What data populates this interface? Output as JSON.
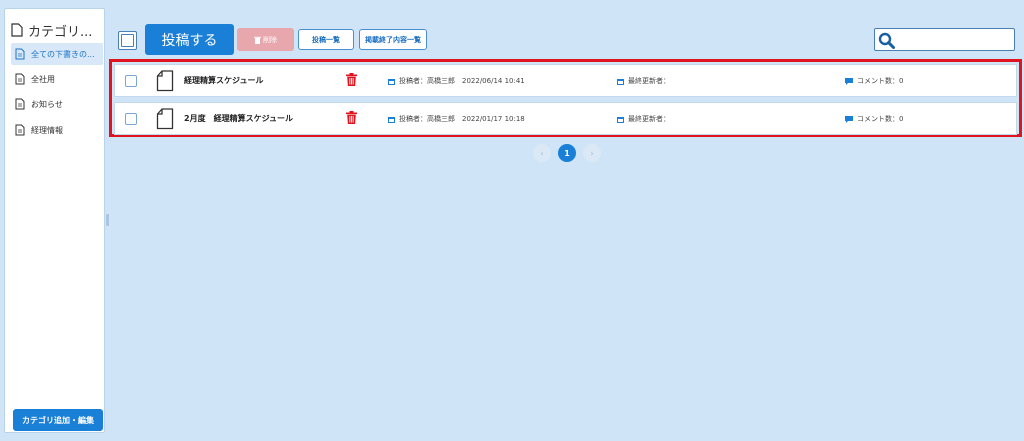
{
  "sidebar": {
    "header": "カテゴリ...",
    "items": [
      {
        "label": "全ての下書きの..."
      },
      {
        "label": "全社用"
      },
      {
        "label": "お知らせ"
      },
      {
        "label": "経理情報"
      }
    ],
    "edit_button": "カテゴリ追加・編集"
  },
  "toolbar": {
    "post_label": "投稿する",
    "delete_label": "削除",
    "post_list_label": "投稿一覧",
    "expired_list_label": "掲載終了内容一覧",
    "search_value": ""
  },
  "posts": [
    {
      "title": "経理精算スケジュール",
      "posted_by": "投稿者：高橋三郎　2022/06/14 10:41",
      "last_updated": "最終更新者：",
      "comments": "コメント数：0"
    },
    {
      "title": "2月度　経理精算スケジュール",
      "posted_by": "投稿者：高橋三郎　2022/01/17 10:18",
      "last_updated": "最終更新者：",
      "comments": "コメント数：0"
    }
  ],
  "pagination": {
    "prev": "‹",
    "current": "1",
    "next": "›"
  },
  "colors": {
    "background": "#cfe4f7",
    "primary": "#1a7fd6",
    "delete_disabled": "#e8a7ac",
    "highlight_frame": "#e0141e",
    "trash_icon": "#e0141e"
  }
}
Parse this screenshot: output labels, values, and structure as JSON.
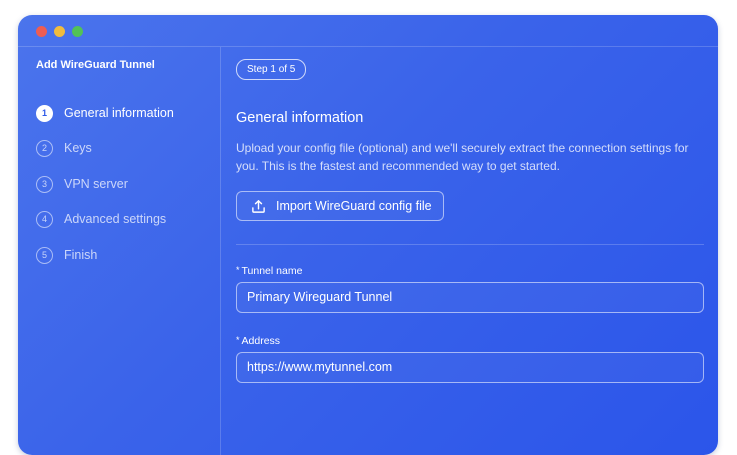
{
  "window": {
    "traffic_lights": {
      "close": "#ee5d52",
      "minimize": "#f1bc3e",
      "zoom": "#52c257"
    }
  },
  "sidebar": {
    "title": "Add WireGuard Tunnel",
    "steps": [
      {
        "number": "1",
        "label": "General information",
        "active": true
      },
      {
        "number": "2",
        "label": "Keys",
        "active": false
      },
      {
        "number": "3",
        "label": "VPN server",
        "active": false
      },
      {
        "number": "4",
        "label": "Advanced settings",
        "active": false
      },
      {
        "number": "5",
        "label": "Finish",
        "active": false
      }
    ]
  },
  "main": {
    "step_badge": "Step 1 of 5",
    "heading": "General information",
    "description": "Upload your config file (optional) and we'll securely extract the connection settings for you. This is the fastest and recommended way to get started.",
    "import_button": {
      "label": "Import WireGuard config file",
      "icon": "upload-icon"
    },
    "fields": {
      "tunnel_name": {
        "required_mark": "*",
        "label": "Tunnel name",
        "value": "Primary Wireguard Tunnel"
      },
      "address": {
        "required_mark": "*",
        "label": "Address",
        "value": "https://www.mytunnel.com"
      }
    }
  },
  "colors": {
    "background_accent": "#3a63ea",
    "active_step_text": "#2f5ae8"
  }
}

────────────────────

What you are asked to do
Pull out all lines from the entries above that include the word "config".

Exercise solution
    "description": "Upload your config file (optional) and we'll securely extract the connection settings for you. This is the fastest and recommended way to get started.",
      "label": "Import WireGuard config file",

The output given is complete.